To do: For each line below that holds the word "Управління", make a copy.

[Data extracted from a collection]
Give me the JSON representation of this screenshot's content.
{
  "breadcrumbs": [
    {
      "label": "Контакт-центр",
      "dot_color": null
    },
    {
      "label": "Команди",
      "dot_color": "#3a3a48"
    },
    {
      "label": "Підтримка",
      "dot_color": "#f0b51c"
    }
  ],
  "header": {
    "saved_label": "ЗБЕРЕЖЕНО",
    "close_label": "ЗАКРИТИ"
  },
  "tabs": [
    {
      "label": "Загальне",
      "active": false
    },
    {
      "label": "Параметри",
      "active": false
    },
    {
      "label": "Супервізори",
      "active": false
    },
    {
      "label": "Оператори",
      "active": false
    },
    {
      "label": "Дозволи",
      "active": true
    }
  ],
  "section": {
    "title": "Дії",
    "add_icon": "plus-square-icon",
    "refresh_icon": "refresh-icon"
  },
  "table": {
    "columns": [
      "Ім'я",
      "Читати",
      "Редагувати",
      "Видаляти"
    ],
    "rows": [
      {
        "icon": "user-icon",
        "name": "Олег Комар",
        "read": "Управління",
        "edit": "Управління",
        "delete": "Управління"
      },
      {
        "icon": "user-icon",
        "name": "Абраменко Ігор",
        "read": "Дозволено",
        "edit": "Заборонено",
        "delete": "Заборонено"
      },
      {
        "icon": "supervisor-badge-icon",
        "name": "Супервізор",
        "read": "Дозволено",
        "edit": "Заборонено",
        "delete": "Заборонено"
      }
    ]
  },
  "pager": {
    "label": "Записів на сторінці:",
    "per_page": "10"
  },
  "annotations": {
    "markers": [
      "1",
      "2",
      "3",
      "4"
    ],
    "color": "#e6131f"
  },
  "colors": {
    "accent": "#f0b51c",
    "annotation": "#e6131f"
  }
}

Answer to the exercise:
        "read": "Управління",
        "edit": "Управління",
        "delete": "Управління"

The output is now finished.